WORK TO BE COMPLETED →
Only lines with the string "Method" are wanted. Pull them out of the data.

DATA LISTING →
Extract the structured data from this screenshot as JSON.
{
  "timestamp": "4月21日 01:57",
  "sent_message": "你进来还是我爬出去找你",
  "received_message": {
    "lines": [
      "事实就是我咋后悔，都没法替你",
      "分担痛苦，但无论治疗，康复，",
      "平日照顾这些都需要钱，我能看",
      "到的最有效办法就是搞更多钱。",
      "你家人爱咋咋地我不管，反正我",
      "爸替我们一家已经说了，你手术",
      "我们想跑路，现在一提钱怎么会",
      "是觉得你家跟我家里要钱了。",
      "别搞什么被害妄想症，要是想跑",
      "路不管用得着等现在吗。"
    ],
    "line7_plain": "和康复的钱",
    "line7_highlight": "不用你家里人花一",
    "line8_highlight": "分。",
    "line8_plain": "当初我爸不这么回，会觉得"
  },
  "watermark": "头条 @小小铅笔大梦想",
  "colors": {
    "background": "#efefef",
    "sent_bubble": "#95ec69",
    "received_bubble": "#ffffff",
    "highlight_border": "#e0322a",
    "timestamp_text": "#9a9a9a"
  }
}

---

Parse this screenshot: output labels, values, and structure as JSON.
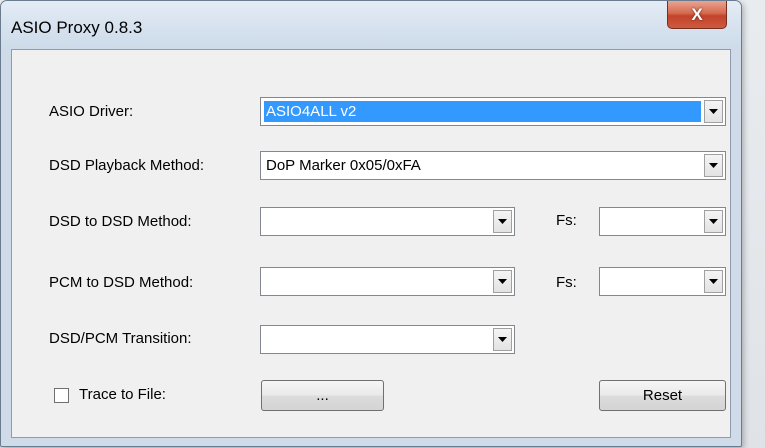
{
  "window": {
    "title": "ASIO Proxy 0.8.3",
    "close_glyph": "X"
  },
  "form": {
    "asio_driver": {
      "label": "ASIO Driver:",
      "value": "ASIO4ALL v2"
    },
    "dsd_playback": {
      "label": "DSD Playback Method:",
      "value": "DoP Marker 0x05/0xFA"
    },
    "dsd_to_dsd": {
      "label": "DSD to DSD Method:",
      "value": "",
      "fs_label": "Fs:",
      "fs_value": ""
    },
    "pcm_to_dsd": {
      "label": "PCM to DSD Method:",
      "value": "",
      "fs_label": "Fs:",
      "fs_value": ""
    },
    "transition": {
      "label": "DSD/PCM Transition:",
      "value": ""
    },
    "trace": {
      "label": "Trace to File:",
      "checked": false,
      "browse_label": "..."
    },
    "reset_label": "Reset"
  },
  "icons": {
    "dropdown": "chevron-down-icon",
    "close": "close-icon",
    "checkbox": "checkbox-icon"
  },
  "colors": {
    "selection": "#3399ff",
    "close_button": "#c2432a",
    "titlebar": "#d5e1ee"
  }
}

REPLY →
      "label": "DSD Playback Method:",
      "label": "DSD to DSD Method:",
      "label": "PCM to DSD Method:",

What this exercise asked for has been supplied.